___ EXCERPTED DATA

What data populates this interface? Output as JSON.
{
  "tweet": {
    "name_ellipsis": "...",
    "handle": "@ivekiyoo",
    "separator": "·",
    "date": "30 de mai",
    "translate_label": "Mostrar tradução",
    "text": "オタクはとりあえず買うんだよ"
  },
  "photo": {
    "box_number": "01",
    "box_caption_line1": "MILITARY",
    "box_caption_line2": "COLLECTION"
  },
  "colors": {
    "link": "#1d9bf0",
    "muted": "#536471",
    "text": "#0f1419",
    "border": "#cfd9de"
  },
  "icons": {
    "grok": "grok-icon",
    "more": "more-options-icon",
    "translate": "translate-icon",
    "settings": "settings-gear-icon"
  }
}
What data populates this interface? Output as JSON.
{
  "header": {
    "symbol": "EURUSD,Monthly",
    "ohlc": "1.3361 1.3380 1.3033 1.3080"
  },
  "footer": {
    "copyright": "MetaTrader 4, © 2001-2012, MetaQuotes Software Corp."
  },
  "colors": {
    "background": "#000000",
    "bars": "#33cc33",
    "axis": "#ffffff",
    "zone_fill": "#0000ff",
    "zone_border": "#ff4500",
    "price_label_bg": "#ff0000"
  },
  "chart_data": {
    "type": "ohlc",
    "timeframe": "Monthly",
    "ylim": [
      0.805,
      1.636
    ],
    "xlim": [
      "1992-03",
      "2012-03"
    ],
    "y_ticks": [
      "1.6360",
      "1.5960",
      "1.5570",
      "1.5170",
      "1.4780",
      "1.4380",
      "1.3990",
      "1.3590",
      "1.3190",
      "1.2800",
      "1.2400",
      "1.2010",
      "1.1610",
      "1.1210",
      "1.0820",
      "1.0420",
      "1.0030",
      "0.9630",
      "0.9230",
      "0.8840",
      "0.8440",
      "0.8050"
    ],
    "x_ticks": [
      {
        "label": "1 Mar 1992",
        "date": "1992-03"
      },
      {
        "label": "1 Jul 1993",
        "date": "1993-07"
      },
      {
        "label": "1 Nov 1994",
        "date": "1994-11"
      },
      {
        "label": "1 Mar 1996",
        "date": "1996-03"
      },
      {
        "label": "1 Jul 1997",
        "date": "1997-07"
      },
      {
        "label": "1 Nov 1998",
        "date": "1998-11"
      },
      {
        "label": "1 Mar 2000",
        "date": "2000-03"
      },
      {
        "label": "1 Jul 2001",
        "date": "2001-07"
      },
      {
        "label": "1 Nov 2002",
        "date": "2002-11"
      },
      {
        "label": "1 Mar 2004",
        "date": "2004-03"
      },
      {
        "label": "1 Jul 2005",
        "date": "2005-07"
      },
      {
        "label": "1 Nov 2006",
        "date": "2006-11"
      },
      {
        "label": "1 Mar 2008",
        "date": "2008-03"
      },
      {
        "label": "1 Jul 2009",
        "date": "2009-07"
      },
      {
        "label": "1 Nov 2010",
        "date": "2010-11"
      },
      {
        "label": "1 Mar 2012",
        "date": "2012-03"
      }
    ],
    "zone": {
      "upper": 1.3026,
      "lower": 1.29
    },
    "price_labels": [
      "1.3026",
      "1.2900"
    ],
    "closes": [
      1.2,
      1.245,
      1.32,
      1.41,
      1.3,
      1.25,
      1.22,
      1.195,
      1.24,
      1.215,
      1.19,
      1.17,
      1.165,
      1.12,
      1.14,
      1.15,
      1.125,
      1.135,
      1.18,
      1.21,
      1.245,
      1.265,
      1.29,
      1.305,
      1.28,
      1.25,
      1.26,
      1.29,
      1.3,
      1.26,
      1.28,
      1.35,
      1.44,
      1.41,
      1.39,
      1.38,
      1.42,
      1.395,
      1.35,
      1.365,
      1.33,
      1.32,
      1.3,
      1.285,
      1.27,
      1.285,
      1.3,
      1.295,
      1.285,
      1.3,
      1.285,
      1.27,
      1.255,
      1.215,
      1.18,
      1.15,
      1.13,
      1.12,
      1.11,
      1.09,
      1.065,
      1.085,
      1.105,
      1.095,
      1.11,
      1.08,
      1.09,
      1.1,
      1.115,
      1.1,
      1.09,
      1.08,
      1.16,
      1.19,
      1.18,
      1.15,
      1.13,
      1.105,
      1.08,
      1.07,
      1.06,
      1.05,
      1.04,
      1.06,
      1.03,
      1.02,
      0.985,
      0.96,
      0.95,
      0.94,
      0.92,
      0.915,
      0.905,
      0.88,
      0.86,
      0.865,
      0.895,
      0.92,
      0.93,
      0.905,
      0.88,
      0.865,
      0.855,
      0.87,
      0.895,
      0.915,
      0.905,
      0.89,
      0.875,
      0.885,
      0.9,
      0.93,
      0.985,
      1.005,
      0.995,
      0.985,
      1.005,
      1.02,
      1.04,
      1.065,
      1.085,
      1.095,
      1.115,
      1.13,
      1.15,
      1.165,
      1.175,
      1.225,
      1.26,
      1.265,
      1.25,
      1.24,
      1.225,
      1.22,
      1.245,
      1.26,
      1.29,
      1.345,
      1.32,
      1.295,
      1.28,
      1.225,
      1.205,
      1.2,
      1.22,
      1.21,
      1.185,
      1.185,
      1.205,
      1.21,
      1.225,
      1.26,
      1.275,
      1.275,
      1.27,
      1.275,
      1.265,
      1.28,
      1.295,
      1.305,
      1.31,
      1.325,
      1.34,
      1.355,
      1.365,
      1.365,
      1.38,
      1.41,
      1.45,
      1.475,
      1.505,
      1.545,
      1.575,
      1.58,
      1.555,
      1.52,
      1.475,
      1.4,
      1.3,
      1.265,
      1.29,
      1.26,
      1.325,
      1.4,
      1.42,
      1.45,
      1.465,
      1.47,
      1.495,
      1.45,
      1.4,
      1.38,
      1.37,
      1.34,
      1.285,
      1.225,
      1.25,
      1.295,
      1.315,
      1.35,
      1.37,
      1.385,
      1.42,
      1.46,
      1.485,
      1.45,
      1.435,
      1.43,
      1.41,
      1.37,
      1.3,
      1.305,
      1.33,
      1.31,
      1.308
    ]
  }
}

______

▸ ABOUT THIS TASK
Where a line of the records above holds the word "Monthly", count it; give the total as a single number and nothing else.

▸ OUTPUT OF THE EXERCISE
2